Maybe. A study in The Journal of the Academy of Nutrition and Dietetics found that those people in the study, (women ages 45 to 65 with high blood pressure) saw an average 5.1% decrease in systolic blood pressure (the top number) and a 6.3% decrease in diastolic pressure. Half ate 22 grams of freeze-dried blueberry powder (equivalent to a cup of blueberries) daily for 8 weeks. The others consumed an identical-looking and tasting placebo. Levels of nitric oxide, known to be involved in relaxing and widening blood vessels increased significantly in the blueberry eaters. There were no significant changes in the placebo group.
The scientists write that the improvement was moderate compared with that of blood pressure medicines. But, they say, eating blueberries in larger amounts or for longer periods could increase the effect.

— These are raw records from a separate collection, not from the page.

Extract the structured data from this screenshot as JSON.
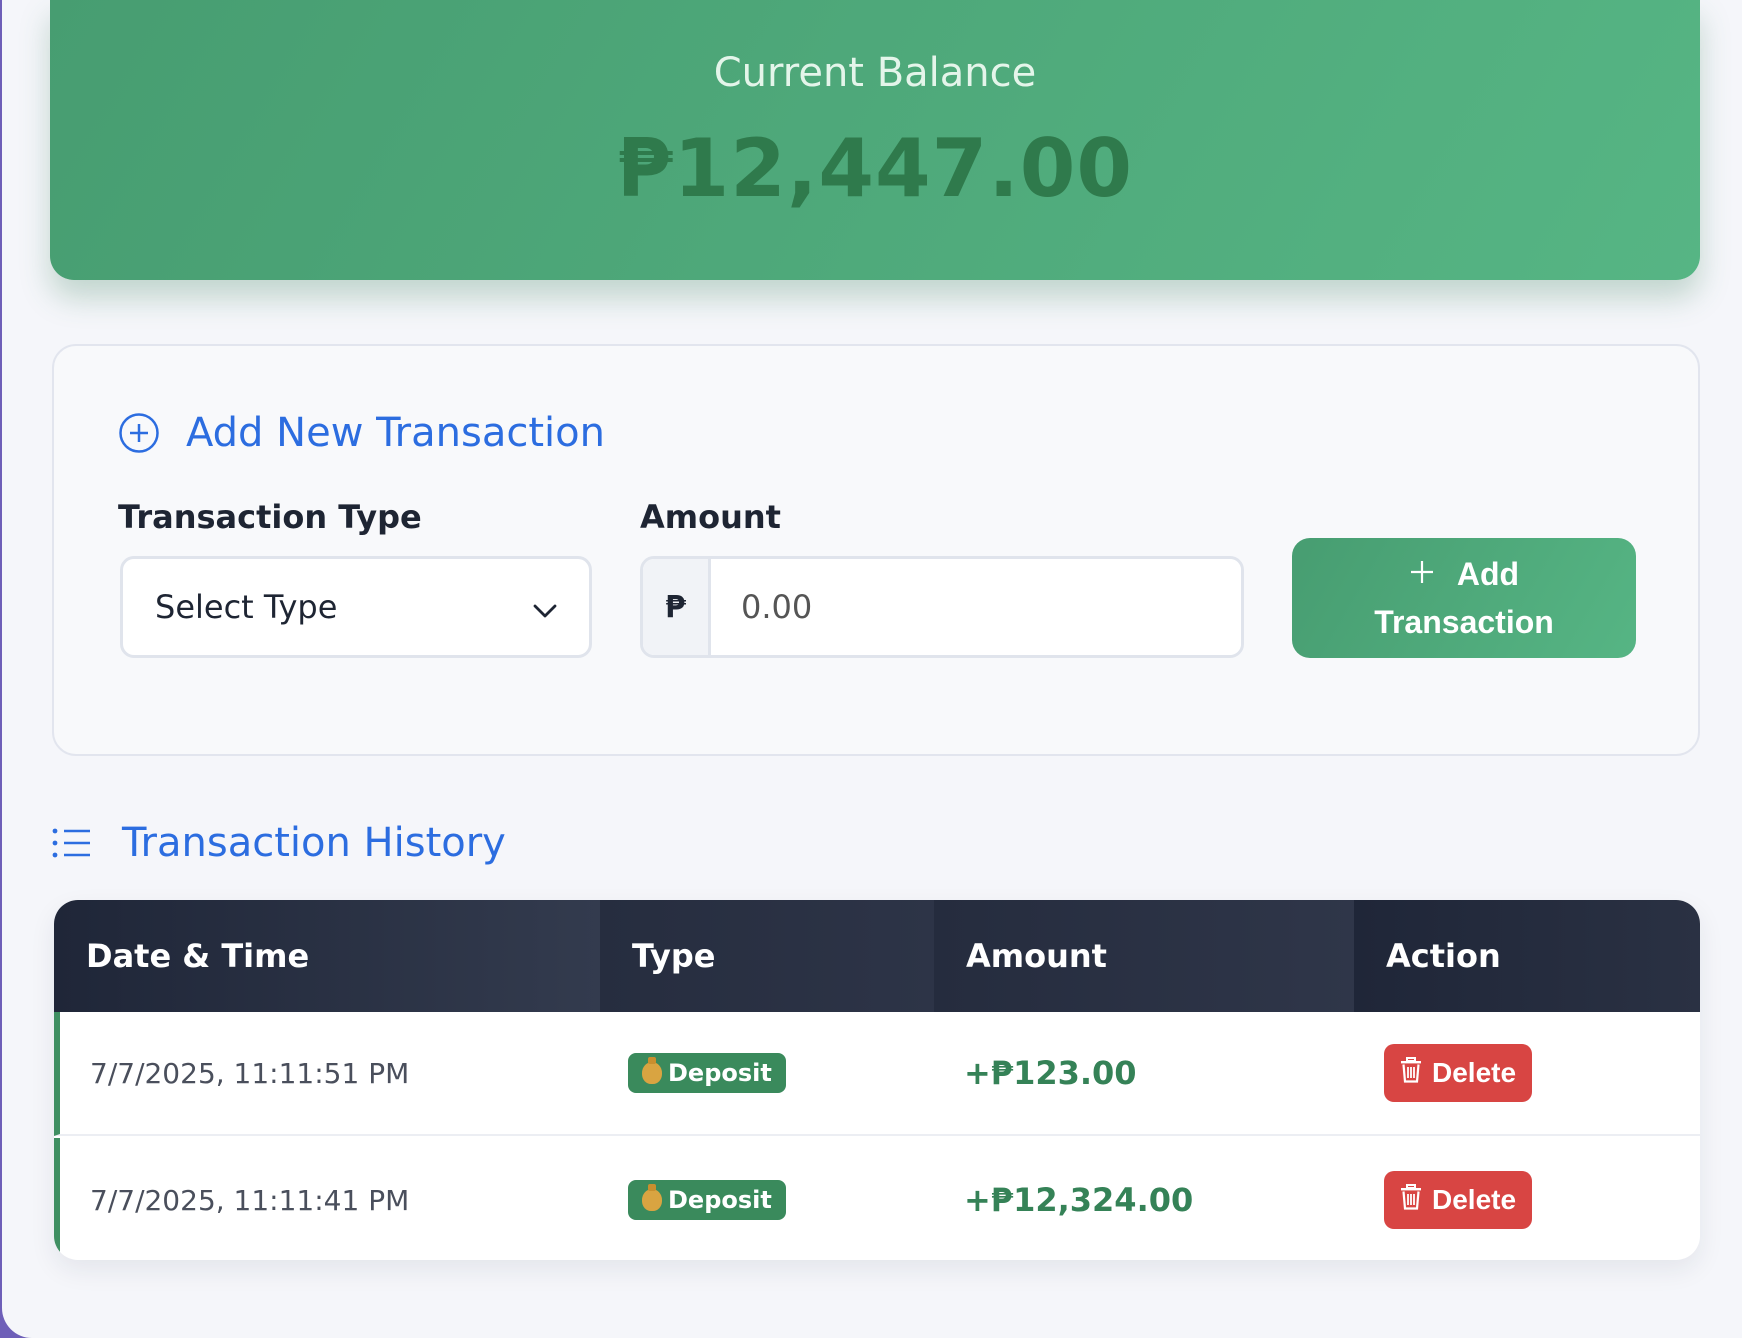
{
  "balance": {
    "label": "Current Balance",
    "value": "₱12,447.00"
  },
  "form": {
    "title": "Add New Transaction",
    "type_label": "Transaction Type",
    "type_selected": "Select Type",
    "amount_label": "Amount",
    "currency_symbol": "₱",
    "amount_placeholder": "0.00",
    "submit_line1": "Add",
    "submit_line2": "Transaction"
  },
  "history": {
    "title": "Transaction History",
    "columns": [
      "Date & Time",
      "Type",
      "Amount",
      "Action"
    ],
    "rows": [
      {
        "datetime": "7/7/2025, 11:11:51 PM",
        "type": "Deposit",
        "amount": "+₱123.00",
        "action": "Delete"
      },
      {
        "datetime": "7/7/2025, 11:11:41 PM",
        "type": "Deposit",
        "amount": "+₱12,324.00",
        "action": "Delete"
      }
    ]
  },
  "colors": {
    "accent_green": "#479d71",
    "link_blue": "#2c6de0",
    "delete_red": "#d84543"
  },
  "icons": {
    "form_title": "plus-circle-icon",
    "submit": "plus-icon",
    "history_title": "list-icon",
    "deposit_badge": "money-bag-icon",
    "delete": "trash-icon",
    "select_caret": "chevron-down-icon"
  }
}
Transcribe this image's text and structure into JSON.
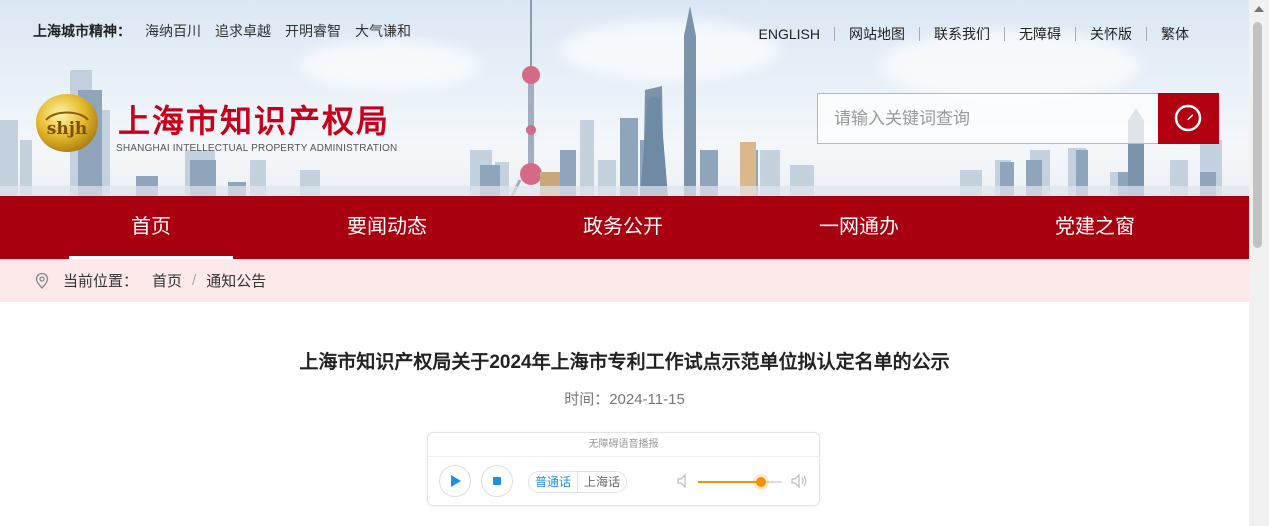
{
  "header": {
    "spirit_label": "上海城市精神：",
    "spirit_items": [
      "海纳百川",
      "追求卓越",
      "开明睿智",
      "大气谦和"
    ],
    "links": [
      "ENGLISH",
      "网站地图",
      "联系我们",
      "无障碍",
      "关怀版",
      "繁体"
    ],
    "title": "上海市知识产权局",
    "subtitle": "SHANGHAI INTELLECTUAL PROPERTY ADMINISTRATION",
    "search_placeholder": "请输入关键词查询",
    "logo_text": "shjh"
  },
  "nav": {
    "items": [
      "首页",
      "要闻动态",
      "政务公开",
      "一网通办",
      "党建之窗"
    ],
    "active_index": 0
  },
  "breadcrumb": {
    "label": "当前位置：",
    "items": [
      "首页",
      "通知公告"
    ]
  },
  "article": {
    "title": "上海市知识产权局关于2024年上海市专利工作试点示范单位拟认定名单的公示",
    "time": "时间：2024-11-15"
  },
  "player": {
    "header": "无障碍语音播报",
    "lang_options": [
      "普通话",
      "上海话"
    ],
    "selected_lang": "普通话",
    "volume": 0.75
  },
  "colors": {
    "brand_red": "#a8000f",
    "title_red": "#c6001a",
    "breadcrumb_bg": "#fde9ea",
    "accent_blue": "#1e8fe6",
    "volume_orange": "#f39200"
  },
  "icons": {
    "search": "search-icon",
    "location": "location-pin-icon",
    "play": "play-icon",
    "stop": "stop-icon",
    "volume_low": "volume-low-icon",
    "volume_high": "volume-high-icon"
  }
}
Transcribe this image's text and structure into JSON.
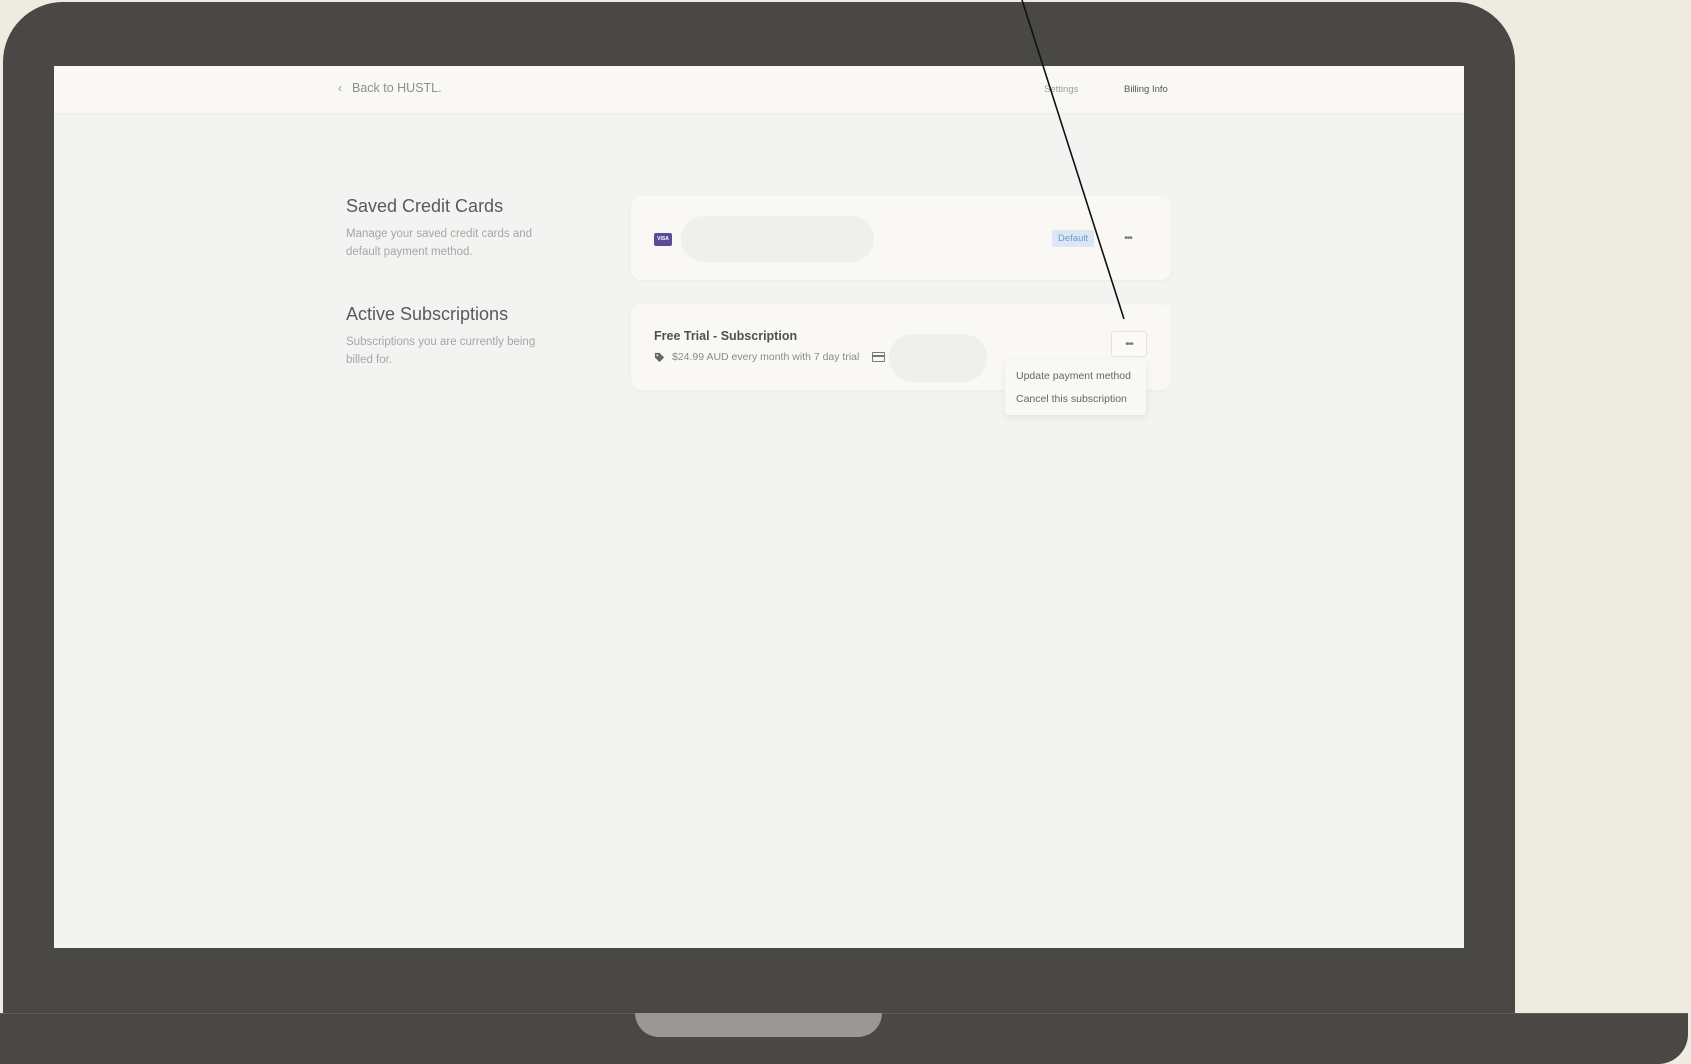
{
  "topbar": {
    "back_label": "Back to HUSTL.",
    "nav": [
      {
        "label": "Settings"
      },
      {
        "label": "Billing Info"
      }
    ]
  },
  "saved_cards": {
    "title": "Saved Credit Cards",
    "description": "Manage your saved credit cards and default payment method.",
    "card": {
      "brand": "VISA",
      "default_badge": "Default",
      "more_label": "•••"
    }
  },
  "subscriptions": {
    "title": "Active Subscriptions",
    "description": "Subscriptions you are currently being billed for.",
    "item": {
      "name": "Free Trial - Subscription",
      "price_text": "$24.99 AUD every month with 7 day trial",
      "more_label": "•••"
    },
    "menu": [
      {
        "label": "Update payment method"
      },
      {
        "label": "Cancel this subscription"
      }
    ]
  },
  "colors": {
    "accent_visa": "#5a4c96",
    "badge_bg": "#dde7f3",
    "badge_text": "#6a9ad0",
    "device_frame": "#4a4844",
    "backdrop": "#eeebe0"
  }
}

Sarah A. Johnson, the lead author, and a postdoctoral researcher at Florida State University said she saw no reason for people to radically change their diet, but that if they are not eating blueberries, they might want to try them. “There is something very special about the composition of blueberries that is responsible for their effect on blood pressure,” she said. Other fruits and plant extracts have not produced the same result.”